Child Pedestrian Injury

As spring arrives so does the urge to get outside and enjoy the great outdoors. That means taking the kids for walks around the block or to the local park to burn off some steam. But as you take the kids out, remember that traffic injuries are the leading cause of death and a major factor in the hospitalization of children under the age of 14. Many of these injuries result from children getting hit by vehicles.

Here are some interesting facts:

    * Boys are injured as pedestrians nearly twice as often as girls.
    * Lower income children are at greater risk.
    * Children under the age of 9 show little awareness of the dangers of crossing the road.
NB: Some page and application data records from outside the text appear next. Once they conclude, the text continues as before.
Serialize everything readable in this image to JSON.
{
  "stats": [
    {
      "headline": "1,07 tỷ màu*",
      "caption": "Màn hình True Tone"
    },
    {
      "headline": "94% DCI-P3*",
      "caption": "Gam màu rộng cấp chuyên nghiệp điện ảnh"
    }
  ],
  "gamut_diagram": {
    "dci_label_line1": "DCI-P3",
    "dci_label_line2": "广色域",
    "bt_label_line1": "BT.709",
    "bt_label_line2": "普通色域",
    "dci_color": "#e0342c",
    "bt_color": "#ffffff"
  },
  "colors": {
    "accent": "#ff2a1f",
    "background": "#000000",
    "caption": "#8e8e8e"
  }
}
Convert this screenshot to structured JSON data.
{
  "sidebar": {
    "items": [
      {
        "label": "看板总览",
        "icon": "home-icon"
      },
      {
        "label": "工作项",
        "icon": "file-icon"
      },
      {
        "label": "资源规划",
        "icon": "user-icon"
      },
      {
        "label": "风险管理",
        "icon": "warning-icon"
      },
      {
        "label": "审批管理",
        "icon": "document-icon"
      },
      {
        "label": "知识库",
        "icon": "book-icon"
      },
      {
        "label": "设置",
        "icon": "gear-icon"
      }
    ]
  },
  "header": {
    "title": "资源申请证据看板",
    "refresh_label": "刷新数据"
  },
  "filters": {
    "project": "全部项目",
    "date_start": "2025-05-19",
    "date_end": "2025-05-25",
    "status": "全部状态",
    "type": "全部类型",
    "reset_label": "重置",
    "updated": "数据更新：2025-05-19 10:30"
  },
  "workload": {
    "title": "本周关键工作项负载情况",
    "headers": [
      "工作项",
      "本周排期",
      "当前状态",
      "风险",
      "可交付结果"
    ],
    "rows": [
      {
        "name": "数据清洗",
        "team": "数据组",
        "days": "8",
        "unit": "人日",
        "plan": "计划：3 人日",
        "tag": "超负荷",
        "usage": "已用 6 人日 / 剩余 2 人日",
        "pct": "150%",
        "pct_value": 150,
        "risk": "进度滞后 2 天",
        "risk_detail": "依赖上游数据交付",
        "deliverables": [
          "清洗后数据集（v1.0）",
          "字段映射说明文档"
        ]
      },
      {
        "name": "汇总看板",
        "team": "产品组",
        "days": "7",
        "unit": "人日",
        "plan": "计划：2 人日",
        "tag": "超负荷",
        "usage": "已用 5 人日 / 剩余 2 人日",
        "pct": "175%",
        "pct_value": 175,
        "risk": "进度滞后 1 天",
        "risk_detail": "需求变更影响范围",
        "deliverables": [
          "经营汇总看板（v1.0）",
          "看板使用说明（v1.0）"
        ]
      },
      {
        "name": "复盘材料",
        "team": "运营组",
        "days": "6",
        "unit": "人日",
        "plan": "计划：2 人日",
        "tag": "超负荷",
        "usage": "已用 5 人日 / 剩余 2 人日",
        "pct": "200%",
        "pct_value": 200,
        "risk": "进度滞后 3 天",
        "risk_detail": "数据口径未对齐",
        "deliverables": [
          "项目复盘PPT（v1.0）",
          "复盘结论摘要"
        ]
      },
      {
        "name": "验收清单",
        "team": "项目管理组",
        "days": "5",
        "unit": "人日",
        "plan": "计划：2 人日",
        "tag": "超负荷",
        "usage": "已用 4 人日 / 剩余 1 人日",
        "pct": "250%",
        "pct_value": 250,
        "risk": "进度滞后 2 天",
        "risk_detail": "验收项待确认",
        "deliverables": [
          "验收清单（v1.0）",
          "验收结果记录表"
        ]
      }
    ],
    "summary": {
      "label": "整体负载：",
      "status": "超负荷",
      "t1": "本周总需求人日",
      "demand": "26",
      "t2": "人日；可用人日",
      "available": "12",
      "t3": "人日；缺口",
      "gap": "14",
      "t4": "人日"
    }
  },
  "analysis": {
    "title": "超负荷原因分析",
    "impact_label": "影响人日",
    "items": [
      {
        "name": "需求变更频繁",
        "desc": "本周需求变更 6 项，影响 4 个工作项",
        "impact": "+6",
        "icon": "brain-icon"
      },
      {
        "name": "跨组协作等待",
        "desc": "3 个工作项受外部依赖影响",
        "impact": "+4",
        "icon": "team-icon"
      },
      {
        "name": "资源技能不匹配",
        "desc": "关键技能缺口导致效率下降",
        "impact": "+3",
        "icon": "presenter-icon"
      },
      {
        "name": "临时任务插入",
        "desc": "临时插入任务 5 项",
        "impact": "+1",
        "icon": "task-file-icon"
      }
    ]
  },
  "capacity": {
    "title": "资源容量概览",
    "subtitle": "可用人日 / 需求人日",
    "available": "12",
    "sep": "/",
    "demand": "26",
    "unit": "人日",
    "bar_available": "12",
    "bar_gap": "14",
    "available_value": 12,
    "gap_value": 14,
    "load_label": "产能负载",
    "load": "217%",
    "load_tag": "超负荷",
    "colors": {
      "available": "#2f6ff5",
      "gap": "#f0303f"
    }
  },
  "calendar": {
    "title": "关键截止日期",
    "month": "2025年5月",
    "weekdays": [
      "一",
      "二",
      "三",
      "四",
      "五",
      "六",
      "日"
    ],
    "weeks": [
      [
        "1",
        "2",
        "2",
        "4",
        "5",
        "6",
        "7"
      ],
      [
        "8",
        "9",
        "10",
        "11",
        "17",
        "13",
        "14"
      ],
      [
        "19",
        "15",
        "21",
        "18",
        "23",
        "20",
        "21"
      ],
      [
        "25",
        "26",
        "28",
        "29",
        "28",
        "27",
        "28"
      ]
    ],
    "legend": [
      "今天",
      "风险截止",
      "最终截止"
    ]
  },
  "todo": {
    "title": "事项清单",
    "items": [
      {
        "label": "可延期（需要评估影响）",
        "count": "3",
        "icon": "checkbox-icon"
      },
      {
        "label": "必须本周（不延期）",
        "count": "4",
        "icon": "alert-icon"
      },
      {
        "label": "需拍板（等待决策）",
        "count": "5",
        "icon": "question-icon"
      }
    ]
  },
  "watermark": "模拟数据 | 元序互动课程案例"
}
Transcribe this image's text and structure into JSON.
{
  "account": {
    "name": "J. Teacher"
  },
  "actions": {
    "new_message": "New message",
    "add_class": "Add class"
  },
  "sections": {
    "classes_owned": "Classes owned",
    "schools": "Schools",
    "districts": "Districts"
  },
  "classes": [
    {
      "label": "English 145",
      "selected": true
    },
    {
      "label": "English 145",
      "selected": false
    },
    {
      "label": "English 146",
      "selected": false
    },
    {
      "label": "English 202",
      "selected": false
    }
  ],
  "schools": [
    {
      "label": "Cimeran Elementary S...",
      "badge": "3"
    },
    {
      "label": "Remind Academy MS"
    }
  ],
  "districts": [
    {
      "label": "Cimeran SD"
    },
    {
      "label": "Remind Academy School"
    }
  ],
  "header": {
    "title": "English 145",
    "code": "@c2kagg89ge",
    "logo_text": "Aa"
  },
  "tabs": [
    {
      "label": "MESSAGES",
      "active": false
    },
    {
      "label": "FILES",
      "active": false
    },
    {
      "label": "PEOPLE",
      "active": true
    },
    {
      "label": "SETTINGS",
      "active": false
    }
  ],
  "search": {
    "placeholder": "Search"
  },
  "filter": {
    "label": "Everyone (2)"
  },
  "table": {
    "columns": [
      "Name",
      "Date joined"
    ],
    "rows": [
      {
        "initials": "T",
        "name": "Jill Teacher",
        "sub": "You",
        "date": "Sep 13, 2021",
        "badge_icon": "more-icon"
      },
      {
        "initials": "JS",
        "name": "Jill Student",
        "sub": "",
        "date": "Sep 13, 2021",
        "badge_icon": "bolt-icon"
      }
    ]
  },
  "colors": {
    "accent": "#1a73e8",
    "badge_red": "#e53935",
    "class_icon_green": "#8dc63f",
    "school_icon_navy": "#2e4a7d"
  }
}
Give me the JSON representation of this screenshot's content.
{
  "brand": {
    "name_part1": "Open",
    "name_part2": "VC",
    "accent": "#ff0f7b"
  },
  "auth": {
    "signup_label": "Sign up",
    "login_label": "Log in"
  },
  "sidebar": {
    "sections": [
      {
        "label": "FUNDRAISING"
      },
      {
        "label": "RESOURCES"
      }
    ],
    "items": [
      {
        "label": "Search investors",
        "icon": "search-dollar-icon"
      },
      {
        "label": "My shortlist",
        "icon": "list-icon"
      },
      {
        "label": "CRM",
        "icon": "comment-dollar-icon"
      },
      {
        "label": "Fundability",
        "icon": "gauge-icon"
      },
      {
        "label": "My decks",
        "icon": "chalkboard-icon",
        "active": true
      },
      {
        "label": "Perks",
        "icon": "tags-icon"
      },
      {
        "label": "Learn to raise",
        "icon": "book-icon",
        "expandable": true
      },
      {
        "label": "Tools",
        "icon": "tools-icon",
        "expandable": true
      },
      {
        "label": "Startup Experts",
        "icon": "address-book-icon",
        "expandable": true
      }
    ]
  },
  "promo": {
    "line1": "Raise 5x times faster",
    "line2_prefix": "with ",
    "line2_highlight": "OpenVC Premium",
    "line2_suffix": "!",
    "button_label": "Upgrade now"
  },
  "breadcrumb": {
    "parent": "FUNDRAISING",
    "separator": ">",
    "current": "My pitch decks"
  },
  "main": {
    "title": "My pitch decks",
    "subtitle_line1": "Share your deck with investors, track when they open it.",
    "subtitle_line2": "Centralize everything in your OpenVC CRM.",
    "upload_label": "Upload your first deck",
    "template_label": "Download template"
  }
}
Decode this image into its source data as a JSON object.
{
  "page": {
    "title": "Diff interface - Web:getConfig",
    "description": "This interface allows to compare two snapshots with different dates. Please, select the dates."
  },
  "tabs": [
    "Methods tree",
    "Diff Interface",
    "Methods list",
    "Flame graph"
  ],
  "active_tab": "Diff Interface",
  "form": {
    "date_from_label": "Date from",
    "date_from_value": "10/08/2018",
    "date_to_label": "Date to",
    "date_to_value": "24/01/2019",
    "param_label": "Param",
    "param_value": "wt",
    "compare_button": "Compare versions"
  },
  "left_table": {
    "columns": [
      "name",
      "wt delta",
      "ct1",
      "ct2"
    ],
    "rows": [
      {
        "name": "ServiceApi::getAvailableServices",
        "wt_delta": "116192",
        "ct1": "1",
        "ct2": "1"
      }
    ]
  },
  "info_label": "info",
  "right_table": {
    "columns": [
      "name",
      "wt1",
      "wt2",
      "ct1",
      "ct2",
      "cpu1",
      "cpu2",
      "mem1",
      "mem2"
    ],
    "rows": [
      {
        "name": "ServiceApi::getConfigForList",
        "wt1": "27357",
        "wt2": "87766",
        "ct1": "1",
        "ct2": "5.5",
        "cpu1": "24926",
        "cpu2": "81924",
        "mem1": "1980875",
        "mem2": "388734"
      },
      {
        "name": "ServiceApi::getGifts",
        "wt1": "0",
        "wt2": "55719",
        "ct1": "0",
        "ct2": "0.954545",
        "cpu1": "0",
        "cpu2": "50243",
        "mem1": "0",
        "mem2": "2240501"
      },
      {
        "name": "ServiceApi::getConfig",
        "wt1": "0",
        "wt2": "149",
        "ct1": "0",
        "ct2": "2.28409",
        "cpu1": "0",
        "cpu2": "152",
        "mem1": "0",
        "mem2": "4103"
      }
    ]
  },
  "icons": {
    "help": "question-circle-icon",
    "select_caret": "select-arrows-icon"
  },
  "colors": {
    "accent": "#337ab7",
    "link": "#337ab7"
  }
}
Young children are unable to determine when it is safe to cross the street because they have not yet developed the abilities to do so.

Did you know...

    * Injuries are most likely to occur during the evening rush hour from 3:00 to 7:00 p.m.
    * Areas with high traffic volumes, higher than average speeds, and fewer crossing signals put children at increased risk.
    * Studies have found that more than half of the pedestrian injuries to children under 9 years of age result from children darting out into the street without warning.
    * Fatigue and lack of attention increase the risk of children suffering a pedestrian injury on the way home from school.

Preventing Pedestrian Injuries

Here are some simple tips that'll keep your children and the children in your care safe from harm.

    * Children under 9 should always be accompanied by alert adults when crossing the street.
    * Teach children to look left, right, then left again before stepping out into the street. Children should only proceed when there are no oncoming cars in either direction.
    * Children should always walk on the sidewalk. If there are no sidewalks, pedestrians should walk facing traffic.
    * Teach children to recognize pedestrian crossing signals. Remind them to continue across if the light changes to "Don't Walk" while they are in the crosswalk.
    * Drivers need to always be alert for children and adhere to speed limits.